## Exercise input
......
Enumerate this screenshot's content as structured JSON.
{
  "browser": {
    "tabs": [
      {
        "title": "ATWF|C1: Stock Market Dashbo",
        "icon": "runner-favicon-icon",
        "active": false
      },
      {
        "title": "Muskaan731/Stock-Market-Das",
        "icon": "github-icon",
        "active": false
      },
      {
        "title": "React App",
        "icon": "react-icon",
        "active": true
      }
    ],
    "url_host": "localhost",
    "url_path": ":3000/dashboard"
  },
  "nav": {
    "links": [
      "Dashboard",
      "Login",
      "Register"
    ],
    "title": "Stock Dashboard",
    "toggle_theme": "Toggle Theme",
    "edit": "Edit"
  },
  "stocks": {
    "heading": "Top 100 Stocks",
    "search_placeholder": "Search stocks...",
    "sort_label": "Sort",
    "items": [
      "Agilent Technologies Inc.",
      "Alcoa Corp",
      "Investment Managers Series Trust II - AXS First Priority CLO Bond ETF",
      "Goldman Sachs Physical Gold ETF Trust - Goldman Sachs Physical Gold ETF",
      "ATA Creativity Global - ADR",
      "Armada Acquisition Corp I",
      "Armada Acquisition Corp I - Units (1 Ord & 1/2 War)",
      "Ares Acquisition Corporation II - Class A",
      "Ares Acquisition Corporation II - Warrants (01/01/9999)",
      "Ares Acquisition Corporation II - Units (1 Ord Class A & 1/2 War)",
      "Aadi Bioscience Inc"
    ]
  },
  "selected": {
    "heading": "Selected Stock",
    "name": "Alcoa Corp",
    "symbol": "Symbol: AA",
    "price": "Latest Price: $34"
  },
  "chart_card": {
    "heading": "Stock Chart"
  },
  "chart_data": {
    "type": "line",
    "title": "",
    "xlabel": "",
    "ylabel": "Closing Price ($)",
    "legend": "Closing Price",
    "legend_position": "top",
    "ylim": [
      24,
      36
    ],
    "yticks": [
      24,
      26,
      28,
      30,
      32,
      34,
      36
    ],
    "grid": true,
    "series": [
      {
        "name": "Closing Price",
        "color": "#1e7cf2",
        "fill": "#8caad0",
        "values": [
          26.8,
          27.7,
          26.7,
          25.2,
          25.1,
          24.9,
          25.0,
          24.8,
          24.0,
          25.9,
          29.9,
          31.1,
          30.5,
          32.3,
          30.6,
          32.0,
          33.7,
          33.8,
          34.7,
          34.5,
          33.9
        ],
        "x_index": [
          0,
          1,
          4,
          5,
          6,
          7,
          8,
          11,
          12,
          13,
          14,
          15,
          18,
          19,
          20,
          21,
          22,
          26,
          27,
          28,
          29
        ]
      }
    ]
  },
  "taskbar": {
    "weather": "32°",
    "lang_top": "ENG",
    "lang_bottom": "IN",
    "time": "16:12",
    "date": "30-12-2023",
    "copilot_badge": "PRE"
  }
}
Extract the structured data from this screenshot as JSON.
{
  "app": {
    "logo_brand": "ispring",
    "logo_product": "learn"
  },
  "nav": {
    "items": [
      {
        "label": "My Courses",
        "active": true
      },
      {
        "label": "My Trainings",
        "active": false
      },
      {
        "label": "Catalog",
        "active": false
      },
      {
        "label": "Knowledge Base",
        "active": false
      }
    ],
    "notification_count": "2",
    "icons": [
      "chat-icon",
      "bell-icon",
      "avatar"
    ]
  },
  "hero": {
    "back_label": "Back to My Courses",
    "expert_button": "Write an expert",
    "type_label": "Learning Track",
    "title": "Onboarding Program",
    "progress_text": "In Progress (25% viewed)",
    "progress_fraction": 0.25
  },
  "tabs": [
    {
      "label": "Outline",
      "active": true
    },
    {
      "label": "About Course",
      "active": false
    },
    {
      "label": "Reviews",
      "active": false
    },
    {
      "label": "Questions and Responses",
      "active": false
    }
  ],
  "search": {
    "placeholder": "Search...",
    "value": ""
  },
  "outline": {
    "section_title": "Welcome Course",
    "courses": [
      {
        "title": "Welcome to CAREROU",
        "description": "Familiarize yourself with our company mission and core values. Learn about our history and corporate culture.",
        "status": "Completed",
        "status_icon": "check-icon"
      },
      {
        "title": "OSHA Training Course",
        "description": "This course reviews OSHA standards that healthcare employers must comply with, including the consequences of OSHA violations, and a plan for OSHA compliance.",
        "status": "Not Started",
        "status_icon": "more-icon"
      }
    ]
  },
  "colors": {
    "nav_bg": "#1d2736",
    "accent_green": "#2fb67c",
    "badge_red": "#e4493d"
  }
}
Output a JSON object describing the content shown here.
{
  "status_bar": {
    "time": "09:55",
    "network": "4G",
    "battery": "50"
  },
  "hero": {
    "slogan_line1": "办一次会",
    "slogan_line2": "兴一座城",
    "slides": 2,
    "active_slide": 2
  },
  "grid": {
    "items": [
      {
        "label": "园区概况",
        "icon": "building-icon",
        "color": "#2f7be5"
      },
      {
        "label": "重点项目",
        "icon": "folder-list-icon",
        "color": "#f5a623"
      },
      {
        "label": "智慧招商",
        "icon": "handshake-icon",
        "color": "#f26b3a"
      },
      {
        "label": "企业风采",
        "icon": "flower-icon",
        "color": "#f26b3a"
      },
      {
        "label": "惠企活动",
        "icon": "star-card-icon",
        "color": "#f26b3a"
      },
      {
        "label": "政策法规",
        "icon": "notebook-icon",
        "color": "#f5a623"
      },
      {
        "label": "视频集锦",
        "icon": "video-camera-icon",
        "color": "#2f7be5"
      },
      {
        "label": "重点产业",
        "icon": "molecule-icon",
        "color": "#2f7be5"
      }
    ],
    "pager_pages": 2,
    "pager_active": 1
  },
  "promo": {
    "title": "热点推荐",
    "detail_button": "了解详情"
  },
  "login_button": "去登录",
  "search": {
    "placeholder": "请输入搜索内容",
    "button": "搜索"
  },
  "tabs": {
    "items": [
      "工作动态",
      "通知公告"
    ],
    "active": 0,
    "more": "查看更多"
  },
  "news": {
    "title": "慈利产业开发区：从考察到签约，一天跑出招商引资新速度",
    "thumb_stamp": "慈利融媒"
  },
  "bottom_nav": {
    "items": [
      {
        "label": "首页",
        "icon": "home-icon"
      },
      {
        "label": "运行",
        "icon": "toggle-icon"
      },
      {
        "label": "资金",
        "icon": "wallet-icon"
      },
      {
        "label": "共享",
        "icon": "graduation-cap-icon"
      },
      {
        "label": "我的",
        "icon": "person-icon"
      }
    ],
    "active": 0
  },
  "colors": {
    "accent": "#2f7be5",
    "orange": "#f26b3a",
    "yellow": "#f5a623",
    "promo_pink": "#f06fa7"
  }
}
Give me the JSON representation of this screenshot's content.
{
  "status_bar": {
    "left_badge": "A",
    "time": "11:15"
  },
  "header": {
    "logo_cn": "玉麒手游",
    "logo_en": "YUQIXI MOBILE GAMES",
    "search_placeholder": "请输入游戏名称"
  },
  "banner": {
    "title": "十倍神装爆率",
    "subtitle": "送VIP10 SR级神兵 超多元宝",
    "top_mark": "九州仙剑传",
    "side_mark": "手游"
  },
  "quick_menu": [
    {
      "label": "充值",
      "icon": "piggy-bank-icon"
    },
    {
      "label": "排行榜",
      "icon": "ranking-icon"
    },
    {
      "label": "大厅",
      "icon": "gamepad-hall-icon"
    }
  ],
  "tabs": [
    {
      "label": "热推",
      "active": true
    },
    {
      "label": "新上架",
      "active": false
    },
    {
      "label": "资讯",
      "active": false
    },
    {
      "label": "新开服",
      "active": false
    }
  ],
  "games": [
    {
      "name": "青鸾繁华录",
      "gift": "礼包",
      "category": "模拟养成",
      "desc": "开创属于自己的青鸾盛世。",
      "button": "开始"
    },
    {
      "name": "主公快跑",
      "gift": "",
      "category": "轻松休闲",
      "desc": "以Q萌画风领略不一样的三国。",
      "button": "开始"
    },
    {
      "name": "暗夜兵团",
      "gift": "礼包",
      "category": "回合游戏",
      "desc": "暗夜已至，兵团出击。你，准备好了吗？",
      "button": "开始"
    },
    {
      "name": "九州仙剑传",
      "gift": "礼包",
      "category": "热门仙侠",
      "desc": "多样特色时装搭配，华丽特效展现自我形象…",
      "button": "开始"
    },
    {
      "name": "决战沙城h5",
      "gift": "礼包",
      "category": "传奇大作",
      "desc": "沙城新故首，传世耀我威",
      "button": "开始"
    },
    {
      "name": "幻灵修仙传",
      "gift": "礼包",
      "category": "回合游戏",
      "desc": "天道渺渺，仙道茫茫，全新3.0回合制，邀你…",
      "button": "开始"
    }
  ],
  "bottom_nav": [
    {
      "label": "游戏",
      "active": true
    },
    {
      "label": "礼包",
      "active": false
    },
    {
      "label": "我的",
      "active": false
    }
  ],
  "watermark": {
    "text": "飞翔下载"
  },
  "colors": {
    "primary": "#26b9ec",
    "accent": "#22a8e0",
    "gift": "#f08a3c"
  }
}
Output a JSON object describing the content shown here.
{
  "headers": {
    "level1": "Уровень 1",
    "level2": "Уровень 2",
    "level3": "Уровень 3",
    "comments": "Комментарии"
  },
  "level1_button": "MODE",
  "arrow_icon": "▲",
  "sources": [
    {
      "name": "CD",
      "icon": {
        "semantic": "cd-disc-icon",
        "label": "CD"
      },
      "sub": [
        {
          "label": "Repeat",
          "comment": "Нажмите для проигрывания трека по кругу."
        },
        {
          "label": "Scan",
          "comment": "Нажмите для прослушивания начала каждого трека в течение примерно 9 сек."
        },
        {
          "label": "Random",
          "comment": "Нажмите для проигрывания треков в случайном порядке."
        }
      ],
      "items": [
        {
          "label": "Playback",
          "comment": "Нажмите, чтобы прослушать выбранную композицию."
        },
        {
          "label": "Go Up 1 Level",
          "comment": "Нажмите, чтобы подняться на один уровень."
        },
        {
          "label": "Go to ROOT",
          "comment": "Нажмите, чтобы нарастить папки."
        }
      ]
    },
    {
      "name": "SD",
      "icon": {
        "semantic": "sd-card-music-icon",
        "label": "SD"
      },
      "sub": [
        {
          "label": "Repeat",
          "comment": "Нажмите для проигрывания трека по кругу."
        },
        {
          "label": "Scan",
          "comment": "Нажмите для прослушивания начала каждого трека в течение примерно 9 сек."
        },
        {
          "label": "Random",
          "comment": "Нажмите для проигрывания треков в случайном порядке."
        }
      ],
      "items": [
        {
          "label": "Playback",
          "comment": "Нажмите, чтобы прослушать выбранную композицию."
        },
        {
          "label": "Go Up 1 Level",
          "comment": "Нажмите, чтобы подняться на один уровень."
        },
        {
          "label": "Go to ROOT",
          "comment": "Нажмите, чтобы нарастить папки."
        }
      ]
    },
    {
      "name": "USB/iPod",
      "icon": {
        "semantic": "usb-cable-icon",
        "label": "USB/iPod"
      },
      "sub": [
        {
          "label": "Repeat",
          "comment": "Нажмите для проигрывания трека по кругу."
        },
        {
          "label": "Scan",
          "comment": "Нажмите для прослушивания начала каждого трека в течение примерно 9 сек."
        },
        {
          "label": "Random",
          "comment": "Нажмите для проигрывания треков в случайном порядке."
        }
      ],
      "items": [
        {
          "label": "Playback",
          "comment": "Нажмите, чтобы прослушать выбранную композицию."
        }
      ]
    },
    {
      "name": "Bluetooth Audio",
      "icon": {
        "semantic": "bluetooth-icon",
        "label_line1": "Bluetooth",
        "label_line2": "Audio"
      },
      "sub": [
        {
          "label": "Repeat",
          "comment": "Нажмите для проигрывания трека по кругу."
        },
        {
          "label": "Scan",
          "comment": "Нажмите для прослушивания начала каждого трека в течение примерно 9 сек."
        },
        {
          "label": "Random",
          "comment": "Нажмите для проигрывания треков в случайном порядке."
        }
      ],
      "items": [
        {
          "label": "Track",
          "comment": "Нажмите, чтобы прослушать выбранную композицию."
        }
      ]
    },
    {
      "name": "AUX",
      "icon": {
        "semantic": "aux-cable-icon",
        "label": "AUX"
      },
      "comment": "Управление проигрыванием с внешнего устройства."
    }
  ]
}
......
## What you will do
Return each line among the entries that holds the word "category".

## Finished exercise
      "category": "模拟养成",
      "category": "轻松休闲",
      "category": "回合游戏",
      "category": "热门仙侠",
      "category": "传奇大作",
      "category": "回合游戏",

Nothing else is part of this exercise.